◆ WHAT THIS TASK INVOLVES
Look through the records below and state how many lines carry the string "badge", adding nothing.

Items from a data source
- - -

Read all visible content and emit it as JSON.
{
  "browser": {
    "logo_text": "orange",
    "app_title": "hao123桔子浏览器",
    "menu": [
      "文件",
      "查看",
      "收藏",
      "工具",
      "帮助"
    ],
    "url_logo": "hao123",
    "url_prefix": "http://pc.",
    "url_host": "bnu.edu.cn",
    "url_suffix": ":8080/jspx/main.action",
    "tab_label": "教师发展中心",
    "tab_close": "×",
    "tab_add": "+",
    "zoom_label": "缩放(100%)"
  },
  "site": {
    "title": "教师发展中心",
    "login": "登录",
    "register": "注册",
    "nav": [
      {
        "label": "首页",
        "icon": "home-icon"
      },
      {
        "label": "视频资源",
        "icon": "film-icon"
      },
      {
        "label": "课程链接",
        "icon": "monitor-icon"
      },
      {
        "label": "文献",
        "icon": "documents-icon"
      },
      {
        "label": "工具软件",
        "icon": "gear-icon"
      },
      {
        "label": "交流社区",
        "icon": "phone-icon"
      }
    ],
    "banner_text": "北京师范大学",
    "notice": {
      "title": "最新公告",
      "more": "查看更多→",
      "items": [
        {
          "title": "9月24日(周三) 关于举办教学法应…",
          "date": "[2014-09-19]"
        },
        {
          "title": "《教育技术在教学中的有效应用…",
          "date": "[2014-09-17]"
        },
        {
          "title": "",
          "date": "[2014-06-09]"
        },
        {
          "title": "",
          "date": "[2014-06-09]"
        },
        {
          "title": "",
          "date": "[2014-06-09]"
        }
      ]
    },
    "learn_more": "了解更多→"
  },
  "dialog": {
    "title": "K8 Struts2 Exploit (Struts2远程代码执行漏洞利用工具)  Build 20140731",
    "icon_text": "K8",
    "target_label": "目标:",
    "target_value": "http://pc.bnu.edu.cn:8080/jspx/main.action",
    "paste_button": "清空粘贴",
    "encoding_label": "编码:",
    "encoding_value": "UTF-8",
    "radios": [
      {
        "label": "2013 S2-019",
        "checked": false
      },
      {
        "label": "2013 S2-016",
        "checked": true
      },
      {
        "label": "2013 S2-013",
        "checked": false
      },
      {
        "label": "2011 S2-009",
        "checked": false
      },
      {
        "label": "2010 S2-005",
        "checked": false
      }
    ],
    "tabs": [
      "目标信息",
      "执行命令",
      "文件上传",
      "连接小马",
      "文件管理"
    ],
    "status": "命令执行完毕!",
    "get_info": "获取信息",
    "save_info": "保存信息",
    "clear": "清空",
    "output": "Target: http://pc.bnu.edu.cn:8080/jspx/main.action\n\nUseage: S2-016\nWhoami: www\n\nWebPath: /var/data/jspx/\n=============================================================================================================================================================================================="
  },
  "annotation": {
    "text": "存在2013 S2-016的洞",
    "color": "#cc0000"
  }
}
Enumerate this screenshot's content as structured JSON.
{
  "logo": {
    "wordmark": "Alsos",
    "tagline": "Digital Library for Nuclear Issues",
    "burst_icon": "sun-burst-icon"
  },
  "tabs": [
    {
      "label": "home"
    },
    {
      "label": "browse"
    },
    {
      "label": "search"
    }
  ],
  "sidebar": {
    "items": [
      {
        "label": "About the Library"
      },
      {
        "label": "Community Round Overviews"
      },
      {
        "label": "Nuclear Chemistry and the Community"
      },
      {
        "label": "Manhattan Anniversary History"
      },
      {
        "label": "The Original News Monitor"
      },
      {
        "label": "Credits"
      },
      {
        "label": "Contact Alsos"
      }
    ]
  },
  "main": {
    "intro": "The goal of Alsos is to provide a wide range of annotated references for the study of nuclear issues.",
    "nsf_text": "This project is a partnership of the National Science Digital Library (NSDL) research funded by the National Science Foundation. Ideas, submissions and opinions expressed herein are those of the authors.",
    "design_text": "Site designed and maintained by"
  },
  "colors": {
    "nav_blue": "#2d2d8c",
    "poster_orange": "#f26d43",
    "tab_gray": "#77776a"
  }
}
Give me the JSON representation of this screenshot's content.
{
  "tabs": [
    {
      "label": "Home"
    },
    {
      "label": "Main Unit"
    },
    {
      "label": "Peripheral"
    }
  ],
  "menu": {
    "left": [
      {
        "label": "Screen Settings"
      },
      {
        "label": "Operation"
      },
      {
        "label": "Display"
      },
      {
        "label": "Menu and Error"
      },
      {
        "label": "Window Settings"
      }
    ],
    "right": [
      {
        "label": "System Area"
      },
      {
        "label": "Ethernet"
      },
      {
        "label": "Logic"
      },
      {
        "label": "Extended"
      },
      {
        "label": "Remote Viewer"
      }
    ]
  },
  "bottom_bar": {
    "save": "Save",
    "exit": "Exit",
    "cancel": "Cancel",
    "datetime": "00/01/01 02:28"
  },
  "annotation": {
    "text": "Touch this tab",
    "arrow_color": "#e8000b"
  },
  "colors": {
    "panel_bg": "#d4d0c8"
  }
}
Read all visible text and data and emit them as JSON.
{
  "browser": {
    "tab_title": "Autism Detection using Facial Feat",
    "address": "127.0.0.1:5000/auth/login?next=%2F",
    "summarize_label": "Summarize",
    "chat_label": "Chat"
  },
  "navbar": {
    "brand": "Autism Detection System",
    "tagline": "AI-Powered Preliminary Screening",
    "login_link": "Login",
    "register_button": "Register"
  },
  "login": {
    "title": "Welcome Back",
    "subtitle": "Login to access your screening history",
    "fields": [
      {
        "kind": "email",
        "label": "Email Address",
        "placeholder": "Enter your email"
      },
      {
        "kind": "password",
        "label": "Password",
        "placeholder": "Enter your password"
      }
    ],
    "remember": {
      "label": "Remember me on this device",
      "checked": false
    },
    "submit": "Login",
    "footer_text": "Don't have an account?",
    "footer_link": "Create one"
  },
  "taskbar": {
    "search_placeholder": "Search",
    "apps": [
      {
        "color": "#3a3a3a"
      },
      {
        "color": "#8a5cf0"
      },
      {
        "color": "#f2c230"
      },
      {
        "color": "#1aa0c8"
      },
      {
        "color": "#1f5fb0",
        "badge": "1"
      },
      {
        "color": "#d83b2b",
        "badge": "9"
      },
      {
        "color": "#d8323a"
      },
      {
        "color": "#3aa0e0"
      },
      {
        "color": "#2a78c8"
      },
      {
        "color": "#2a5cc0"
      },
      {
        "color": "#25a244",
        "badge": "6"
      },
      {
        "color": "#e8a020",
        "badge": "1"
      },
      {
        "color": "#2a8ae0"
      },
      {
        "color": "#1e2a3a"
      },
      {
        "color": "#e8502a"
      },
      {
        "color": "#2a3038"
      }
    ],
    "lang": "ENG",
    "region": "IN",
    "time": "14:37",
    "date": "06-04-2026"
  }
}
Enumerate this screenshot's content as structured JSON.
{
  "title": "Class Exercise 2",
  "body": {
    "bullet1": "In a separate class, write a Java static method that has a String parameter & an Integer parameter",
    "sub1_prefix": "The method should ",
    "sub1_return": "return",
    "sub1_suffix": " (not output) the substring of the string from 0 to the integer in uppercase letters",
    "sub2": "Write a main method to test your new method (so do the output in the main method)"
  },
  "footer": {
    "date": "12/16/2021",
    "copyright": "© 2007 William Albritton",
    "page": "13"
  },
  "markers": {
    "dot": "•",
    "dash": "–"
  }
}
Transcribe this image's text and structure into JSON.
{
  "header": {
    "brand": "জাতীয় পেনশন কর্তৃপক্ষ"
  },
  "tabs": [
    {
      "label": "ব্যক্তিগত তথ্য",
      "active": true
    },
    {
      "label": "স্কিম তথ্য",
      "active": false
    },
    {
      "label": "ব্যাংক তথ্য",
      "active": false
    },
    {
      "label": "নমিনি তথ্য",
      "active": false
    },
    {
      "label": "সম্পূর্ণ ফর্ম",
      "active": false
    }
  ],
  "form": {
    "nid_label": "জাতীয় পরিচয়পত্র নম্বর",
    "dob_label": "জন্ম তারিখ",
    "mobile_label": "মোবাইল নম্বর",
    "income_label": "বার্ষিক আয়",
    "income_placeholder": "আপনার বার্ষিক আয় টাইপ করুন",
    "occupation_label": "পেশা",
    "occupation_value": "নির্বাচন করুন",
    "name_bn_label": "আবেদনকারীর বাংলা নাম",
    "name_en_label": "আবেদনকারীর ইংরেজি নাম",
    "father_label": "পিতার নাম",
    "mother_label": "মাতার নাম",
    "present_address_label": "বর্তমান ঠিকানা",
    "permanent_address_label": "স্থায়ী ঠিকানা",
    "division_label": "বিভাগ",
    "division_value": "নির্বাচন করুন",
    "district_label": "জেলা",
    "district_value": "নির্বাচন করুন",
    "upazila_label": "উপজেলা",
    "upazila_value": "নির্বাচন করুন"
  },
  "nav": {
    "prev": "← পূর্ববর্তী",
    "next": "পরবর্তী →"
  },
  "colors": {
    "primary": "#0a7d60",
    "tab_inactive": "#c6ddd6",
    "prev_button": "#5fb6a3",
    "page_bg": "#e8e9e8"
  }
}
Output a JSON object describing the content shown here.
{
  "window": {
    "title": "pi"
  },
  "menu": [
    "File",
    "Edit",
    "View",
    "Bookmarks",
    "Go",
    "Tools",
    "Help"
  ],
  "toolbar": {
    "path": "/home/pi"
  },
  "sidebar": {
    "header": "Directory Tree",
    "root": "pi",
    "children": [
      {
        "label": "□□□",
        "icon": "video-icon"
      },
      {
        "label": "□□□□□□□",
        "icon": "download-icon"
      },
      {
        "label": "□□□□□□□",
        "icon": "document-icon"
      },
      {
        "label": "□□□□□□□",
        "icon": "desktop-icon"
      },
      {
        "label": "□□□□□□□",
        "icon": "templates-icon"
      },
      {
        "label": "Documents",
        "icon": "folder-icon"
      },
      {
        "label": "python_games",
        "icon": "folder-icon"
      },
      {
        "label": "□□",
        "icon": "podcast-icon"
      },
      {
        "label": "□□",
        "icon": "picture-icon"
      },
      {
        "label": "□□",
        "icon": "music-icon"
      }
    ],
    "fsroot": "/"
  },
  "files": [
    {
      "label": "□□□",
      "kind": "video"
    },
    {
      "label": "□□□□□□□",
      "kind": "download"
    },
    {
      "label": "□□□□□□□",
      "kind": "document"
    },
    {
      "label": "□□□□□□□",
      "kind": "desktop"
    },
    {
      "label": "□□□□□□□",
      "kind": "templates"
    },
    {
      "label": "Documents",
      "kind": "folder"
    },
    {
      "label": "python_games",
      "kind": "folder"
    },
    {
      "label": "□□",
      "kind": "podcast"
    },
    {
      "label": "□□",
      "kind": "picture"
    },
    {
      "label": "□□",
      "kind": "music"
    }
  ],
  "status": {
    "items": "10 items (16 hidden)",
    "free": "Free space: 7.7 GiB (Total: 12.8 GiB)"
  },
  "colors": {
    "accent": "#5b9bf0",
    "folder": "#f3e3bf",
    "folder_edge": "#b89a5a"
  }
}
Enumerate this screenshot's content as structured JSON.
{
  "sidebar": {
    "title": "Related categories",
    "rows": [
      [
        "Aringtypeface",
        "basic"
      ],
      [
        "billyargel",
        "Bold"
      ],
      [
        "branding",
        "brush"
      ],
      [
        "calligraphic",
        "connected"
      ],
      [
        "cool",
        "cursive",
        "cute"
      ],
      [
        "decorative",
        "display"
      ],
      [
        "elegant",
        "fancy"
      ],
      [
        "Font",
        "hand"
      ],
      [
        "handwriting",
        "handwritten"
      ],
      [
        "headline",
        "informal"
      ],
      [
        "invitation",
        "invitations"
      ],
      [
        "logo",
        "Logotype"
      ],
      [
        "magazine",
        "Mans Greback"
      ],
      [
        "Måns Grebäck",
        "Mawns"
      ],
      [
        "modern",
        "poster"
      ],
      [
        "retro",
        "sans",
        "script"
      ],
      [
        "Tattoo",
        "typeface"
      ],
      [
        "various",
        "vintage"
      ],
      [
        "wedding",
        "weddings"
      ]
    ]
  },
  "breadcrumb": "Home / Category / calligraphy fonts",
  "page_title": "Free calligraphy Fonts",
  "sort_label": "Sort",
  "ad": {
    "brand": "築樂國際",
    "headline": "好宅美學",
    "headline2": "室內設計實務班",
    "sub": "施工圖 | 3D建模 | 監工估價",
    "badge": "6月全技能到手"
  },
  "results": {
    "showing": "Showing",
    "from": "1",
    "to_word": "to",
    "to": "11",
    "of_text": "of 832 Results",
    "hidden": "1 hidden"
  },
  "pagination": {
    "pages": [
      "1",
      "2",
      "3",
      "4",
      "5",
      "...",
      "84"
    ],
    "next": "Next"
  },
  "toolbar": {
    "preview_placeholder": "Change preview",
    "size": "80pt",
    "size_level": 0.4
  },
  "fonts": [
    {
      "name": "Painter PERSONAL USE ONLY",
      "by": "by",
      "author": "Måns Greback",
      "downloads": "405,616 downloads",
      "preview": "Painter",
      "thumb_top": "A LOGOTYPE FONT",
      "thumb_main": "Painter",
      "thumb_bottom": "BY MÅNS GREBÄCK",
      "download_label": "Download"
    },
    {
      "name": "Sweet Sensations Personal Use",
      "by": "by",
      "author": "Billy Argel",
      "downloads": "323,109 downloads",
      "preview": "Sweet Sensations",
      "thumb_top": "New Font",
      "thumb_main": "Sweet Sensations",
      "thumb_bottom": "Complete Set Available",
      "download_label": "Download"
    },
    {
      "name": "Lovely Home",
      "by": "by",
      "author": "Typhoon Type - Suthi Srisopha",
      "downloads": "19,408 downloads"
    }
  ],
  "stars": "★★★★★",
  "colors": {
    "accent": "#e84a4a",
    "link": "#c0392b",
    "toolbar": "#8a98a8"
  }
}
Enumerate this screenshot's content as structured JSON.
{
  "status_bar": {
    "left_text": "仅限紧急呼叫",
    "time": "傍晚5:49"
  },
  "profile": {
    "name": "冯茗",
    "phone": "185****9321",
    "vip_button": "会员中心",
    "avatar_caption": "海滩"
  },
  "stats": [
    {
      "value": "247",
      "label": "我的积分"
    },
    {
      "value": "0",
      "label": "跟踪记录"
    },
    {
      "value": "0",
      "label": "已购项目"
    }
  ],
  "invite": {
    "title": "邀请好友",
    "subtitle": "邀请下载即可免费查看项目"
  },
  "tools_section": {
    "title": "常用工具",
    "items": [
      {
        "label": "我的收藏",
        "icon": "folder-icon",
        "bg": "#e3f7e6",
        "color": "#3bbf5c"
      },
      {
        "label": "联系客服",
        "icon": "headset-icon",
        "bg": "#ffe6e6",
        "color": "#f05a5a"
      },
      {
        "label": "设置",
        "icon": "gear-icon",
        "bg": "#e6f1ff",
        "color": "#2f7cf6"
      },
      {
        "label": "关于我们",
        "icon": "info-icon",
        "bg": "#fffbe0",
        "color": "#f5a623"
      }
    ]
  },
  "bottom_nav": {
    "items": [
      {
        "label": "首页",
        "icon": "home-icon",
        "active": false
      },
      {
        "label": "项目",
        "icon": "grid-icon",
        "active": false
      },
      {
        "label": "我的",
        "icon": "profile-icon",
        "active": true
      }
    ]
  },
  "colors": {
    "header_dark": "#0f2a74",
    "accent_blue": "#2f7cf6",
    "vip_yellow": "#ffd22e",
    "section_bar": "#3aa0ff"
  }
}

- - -

◆ OUTPUT
5